The master plan will "identify commercial development opportunities" around the station and develop "improved connectivity between the station and the neighboring community," including better auto, pedestrian, bicycle, and transit access, Amtrak said.
In addition, the plan is expected to analyze ways to build above the Penn Coach Yards that stretch north of the station, blocking development.
Currently, the station is even more inaccessible than usual, surrounded by ongoing construction and newly installed scaffolding.
The scaffolding will be in place for years to protect pedestrians during a planned restoration of the limestone facade of the building.
The $60 million restoration won't start until Amtrak gets the money from Congress, and there is no indication when that might happen.
For nearly a year, the west entrance to the station has been blocked by construction to remake the pedestrian and parking plaza there. The surface work is to be completed by Thanksgiving, allowing the west entrance to reopen, although underground work will continue for another year.
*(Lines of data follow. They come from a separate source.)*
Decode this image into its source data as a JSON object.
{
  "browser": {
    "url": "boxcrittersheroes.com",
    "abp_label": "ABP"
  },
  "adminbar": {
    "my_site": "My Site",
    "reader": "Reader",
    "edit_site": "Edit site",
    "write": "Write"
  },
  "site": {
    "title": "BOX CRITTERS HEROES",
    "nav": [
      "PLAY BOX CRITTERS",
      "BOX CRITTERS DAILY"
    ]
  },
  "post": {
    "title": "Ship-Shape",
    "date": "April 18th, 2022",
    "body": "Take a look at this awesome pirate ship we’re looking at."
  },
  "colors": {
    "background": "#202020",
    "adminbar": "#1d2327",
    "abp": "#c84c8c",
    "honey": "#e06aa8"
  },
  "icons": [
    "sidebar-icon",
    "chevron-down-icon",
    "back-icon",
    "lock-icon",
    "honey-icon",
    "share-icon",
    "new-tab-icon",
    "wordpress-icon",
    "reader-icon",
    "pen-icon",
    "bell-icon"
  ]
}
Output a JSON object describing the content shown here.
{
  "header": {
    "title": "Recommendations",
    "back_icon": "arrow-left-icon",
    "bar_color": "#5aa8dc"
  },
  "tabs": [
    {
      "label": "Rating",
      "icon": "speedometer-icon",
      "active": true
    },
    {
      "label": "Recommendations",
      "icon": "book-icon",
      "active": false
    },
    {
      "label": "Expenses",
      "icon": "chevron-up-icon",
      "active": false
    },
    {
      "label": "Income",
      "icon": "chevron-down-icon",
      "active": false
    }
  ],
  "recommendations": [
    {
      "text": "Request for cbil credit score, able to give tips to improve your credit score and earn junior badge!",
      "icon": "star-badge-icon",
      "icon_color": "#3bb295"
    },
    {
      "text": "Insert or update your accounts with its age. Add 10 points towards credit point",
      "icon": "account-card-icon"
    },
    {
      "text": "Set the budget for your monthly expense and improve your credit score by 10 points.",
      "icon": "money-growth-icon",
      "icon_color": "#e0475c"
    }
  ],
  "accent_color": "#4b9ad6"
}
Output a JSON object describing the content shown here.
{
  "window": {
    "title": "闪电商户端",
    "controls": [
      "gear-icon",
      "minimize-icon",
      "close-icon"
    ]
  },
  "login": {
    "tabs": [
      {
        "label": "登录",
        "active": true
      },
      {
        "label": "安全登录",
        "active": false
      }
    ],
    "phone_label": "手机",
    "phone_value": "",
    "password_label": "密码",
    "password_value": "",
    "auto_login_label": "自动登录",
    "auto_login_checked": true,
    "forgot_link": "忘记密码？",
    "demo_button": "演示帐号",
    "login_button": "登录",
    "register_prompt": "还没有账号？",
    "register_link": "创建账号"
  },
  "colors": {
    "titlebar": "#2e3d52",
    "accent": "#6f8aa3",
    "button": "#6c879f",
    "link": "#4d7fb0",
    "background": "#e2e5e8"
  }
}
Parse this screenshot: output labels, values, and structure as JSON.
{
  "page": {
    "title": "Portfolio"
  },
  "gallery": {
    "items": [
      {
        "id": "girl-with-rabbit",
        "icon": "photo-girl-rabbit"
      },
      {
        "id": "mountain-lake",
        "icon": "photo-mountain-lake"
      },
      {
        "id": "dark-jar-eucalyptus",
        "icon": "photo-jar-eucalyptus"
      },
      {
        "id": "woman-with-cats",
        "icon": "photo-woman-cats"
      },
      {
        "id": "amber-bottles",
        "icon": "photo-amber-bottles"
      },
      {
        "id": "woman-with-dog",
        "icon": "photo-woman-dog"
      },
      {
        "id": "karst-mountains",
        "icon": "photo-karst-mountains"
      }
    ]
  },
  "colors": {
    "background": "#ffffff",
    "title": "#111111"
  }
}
That $30 million Amtrak project has involved replacing deteriorated structural columns, beams, and surface decking of the under-street parking facility beneath the station.
Opened in 1933 by the Pennsylvania Railroad, 30th Street Station handles 120 Amtrak trains, 960 SEPTA trains, and 26 NJ Transit trains each weekday. More than four million Amtrak passengers went through the station last year.
Parties interested in submitting master-plan proposals may contact contracting agent Carlton Myers in Amtrak's procurement department at email@example.com.